### Exercise aim
The answer is the set of lines that include "value", copied from the data below.

(Stored data)
++++++

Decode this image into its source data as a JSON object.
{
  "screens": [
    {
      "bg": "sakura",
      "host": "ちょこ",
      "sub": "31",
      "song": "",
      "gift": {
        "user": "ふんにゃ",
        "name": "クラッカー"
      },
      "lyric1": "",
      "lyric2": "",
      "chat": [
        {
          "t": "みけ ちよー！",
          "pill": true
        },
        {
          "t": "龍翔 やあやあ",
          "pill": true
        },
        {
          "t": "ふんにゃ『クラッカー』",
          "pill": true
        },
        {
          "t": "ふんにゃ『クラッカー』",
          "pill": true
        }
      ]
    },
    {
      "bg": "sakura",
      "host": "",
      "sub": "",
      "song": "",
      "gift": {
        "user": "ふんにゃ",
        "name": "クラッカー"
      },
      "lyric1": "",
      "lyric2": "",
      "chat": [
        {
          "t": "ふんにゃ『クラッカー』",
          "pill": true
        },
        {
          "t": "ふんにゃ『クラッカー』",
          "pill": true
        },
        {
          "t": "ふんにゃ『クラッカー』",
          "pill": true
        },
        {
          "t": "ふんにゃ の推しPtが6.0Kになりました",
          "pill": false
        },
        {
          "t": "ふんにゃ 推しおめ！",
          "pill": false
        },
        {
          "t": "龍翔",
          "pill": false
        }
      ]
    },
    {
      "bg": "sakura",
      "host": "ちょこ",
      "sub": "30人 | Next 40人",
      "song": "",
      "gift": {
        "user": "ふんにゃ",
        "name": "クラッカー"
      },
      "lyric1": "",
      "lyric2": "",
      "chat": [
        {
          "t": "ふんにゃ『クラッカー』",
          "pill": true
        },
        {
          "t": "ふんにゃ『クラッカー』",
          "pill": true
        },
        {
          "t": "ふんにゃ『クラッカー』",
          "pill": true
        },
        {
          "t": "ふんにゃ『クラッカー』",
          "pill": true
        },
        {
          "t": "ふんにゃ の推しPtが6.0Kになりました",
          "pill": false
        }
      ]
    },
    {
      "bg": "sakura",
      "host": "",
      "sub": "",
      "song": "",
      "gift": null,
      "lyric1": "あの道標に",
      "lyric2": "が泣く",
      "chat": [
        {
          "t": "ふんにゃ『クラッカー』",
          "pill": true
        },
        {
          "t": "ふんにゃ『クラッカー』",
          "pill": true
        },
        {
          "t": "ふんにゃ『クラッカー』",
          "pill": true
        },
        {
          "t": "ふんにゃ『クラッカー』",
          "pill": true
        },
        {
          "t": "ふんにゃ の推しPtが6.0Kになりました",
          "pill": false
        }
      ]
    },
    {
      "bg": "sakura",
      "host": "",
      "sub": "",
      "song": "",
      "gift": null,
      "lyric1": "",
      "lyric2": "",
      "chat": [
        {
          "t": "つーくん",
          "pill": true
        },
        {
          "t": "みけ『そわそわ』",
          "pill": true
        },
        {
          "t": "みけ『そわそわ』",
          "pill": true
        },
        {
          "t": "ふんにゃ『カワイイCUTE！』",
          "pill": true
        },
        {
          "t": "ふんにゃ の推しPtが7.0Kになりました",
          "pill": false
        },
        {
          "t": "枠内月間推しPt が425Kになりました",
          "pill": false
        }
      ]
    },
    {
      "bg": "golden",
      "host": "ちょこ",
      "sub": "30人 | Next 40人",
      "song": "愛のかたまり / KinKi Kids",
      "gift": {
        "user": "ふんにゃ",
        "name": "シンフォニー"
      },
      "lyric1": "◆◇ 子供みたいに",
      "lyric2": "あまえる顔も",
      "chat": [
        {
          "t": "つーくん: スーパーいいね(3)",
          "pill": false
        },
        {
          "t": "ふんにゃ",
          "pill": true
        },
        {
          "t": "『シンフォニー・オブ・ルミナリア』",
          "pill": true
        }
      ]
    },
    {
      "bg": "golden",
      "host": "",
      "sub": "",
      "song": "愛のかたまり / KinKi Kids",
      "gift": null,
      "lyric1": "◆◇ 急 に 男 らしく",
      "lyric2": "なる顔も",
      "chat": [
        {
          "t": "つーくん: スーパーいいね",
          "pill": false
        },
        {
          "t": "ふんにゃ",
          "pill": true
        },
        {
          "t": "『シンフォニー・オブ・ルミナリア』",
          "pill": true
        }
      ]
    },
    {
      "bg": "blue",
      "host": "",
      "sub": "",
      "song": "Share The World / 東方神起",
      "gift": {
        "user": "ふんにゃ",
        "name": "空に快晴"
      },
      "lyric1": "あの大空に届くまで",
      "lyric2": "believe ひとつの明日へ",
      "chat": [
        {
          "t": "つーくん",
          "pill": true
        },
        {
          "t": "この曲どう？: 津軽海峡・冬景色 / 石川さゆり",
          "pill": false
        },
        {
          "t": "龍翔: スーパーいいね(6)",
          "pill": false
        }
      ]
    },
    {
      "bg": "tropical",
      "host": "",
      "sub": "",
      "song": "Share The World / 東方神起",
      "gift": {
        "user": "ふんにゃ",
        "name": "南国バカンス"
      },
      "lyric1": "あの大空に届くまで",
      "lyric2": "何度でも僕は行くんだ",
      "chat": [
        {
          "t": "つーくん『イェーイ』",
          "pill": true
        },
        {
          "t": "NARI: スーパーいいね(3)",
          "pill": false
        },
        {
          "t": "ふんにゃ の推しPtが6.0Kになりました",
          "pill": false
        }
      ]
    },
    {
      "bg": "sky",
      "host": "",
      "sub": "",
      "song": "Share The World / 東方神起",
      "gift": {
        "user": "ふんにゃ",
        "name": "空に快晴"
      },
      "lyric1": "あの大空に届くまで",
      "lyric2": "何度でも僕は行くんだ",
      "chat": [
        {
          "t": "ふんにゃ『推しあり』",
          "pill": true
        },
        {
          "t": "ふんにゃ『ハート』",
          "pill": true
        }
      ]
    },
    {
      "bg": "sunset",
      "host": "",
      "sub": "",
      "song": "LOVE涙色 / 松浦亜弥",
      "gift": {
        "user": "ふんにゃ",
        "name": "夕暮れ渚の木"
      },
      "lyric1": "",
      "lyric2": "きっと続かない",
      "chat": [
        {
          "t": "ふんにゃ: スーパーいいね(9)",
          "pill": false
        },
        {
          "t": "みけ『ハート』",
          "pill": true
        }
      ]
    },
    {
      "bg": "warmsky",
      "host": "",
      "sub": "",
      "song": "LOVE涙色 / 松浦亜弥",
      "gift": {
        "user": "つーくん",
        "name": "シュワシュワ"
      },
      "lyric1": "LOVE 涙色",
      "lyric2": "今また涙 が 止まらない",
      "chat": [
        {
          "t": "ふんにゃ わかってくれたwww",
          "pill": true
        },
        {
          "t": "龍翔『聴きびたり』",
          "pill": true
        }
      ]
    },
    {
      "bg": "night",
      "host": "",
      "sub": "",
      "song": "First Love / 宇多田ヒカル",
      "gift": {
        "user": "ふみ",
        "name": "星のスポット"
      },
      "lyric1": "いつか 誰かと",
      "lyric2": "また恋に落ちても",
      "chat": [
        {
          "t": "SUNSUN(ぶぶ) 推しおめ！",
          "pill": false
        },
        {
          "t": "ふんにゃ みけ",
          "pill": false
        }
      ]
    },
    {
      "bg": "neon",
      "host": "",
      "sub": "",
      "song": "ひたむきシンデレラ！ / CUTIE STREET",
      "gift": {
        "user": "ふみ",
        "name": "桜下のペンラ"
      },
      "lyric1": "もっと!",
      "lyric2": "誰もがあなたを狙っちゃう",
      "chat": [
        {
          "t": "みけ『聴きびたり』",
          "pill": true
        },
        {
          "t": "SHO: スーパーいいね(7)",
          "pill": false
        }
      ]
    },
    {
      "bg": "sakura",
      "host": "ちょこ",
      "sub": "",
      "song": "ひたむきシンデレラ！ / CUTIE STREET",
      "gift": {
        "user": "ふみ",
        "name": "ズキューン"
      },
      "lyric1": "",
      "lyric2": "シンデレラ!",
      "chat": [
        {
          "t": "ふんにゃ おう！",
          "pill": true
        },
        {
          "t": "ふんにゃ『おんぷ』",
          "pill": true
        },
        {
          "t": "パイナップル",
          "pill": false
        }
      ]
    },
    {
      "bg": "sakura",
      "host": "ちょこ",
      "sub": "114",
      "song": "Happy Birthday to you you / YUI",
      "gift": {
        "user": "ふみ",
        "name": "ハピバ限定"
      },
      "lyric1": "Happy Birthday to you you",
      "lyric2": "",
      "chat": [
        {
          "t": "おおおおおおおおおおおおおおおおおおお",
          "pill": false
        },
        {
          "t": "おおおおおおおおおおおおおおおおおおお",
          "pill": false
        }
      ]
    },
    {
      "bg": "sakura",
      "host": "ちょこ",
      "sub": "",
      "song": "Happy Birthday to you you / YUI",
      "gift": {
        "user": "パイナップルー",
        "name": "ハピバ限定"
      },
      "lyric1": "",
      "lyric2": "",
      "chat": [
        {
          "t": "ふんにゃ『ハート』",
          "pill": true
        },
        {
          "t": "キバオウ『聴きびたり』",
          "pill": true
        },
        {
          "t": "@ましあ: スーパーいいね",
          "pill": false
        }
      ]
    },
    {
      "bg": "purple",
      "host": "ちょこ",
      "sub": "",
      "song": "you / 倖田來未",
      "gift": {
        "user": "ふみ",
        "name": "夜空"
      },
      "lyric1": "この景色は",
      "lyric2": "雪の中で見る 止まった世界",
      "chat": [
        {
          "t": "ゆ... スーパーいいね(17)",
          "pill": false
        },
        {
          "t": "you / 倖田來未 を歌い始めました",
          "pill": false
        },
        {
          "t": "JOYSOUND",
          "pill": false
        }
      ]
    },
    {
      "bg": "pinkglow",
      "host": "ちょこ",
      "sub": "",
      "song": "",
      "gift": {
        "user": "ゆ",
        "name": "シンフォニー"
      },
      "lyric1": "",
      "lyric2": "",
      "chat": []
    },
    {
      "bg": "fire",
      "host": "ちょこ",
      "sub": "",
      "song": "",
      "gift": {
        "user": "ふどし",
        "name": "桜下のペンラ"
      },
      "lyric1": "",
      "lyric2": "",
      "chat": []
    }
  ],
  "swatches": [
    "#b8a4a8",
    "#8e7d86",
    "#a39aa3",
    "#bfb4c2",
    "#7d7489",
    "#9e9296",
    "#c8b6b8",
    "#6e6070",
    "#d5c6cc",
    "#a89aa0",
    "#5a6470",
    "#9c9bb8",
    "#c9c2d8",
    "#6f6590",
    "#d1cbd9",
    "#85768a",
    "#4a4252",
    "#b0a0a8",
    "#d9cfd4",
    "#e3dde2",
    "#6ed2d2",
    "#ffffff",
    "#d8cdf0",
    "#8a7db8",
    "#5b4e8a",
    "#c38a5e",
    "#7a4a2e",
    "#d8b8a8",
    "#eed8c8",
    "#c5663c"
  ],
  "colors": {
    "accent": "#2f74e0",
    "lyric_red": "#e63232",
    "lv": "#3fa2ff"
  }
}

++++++

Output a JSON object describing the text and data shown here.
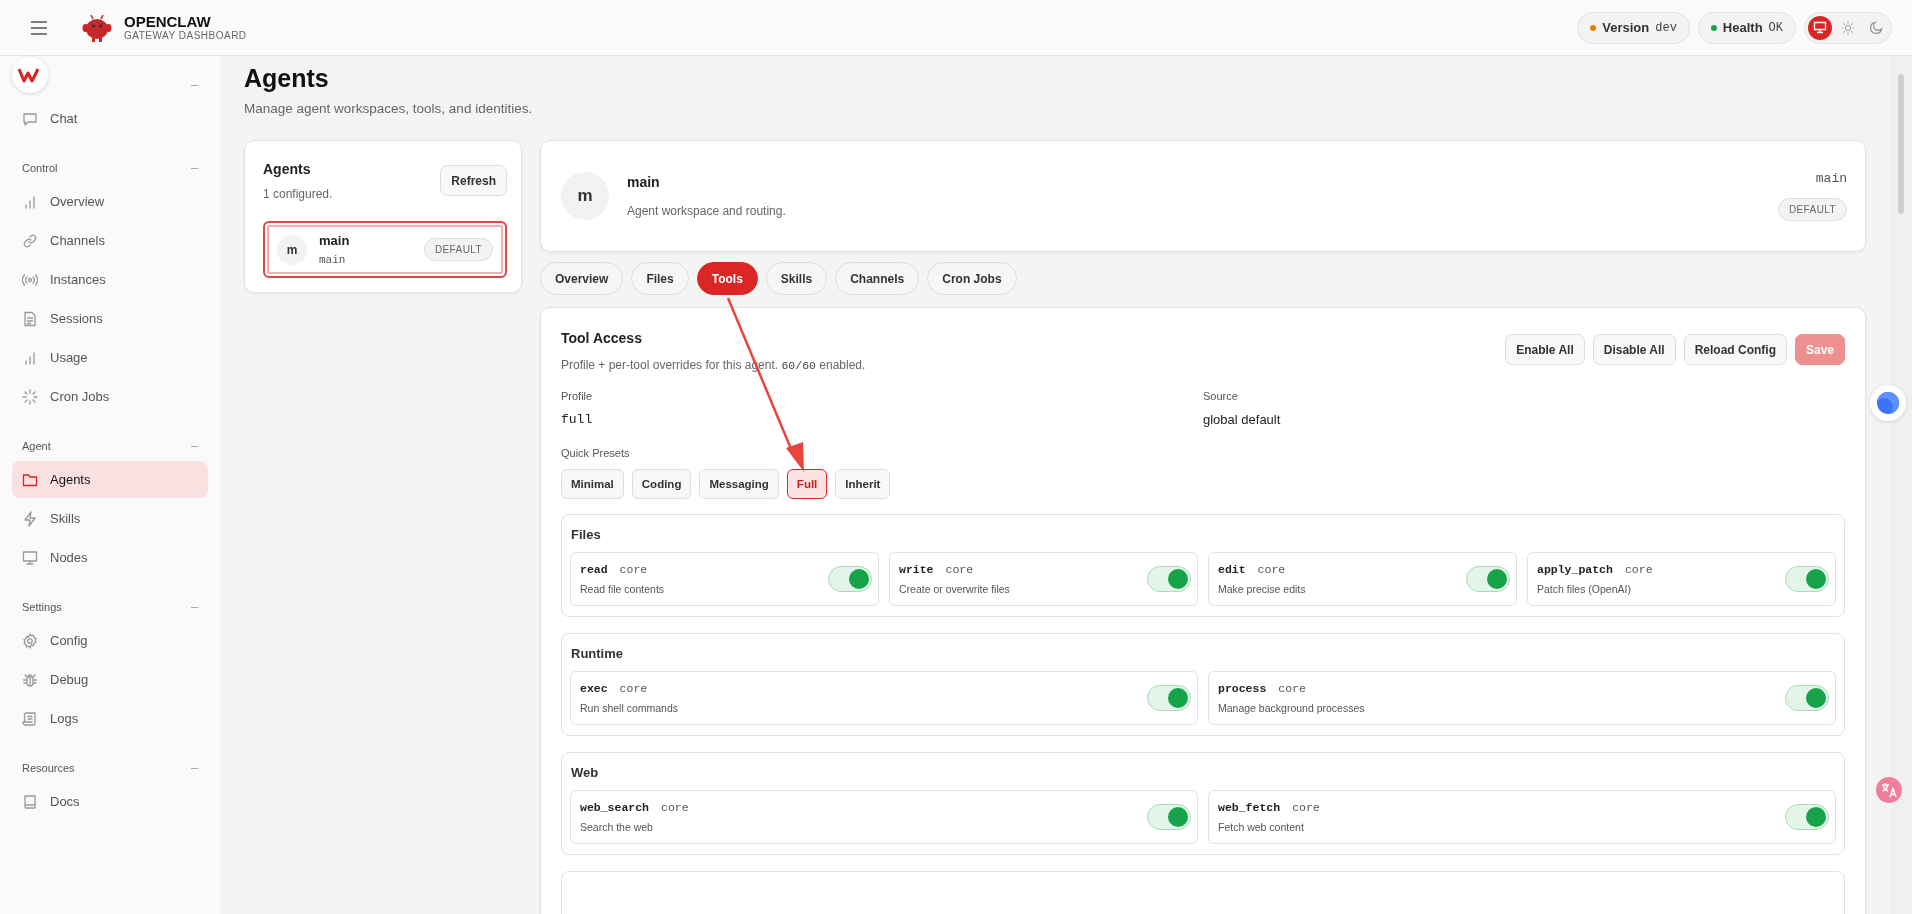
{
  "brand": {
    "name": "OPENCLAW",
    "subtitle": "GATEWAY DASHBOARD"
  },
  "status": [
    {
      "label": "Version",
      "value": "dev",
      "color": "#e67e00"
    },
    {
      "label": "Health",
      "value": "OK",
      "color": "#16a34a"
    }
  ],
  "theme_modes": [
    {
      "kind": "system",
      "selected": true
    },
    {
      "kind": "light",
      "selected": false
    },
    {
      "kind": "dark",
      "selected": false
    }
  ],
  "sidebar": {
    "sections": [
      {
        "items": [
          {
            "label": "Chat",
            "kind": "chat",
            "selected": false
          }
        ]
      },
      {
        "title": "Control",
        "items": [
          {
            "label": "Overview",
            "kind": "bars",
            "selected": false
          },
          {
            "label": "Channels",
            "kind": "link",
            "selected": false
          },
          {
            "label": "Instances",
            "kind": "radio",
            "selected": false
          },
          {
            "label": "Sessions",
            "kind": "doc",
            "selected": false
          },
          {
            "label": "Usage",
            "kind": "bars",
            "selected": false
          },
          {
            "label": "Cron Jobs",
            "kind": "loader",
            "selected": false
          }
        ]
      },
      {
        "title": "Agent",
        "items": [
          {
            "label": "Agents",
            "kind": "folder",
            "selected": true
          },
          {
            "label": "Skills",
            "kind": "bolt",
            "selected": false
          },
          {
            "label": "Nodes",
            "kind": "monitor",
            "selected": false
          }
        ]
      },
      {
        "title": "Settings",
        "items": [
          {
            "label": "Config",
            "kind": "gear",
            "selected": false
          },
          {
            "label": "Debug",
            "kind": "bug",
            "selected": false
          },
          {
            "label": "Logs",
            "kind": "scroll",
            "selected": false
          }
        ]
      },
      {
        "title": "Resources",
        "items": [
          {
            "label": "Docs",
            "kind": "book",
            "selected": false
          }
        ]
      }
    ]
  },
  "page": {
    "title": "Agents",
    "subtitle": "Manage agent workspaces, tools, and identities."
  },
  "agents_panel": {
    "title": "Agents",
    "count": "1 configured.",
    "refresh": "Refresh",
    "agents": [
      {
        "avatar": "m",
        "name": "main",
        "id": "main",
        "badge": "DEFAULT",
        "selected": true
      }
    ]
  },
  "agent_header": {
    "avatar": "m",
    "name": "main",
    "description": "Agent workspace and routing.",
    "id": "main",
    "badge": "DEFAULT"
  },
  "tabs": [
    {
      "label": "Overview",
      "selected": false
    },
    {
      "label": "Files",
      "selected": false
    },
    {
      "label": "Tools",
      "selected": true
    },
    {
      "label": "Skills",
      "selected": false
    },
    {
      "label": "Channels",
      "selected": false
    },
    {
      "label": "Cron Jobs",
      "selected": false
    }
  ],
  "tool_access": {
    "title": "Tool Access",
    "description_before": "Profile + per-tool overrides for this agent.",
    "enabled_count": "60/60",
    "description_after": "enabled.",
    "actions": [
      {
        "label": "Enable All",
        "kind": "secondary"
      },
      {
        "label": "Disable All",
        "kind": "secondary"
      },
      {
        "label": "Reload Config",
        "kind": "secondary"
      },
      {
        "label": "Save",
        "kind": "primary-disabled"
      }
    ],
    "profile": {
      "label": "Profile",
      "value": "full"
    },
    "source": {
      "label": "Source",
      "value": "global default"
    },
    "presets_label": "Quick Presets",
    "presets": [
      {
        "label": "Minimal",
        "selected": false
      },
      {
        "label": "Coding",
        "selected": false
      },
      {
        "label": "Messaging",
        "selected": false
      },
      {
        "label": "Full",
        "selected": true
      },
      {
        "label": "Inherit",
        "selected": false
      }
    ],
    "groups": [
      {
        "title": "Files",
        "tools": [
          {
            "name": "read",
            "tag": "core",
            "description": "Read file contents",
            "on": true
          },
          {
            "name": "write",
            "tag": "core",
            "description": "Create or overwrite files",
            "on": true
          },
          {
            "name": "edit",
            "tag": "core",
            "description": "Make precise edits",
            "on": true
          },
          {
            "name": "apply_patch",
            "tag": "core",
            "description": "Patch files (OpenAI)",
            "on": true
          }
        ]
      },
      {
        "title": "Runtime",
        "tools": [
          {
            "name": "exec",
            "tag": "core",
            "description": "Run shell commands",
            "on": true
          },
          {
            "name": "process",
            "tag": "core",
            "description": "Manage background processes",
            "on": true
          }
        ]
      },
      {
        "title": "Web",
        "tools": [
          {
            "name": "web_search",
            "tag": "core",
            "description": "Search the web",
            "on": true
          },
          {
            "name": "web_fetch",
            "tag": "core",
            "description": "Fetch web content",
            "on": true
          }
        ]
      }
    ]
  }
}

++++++

### Answer
      "value": "dev",
      "value": "OK",
      "value": "full"
      "value": "global default"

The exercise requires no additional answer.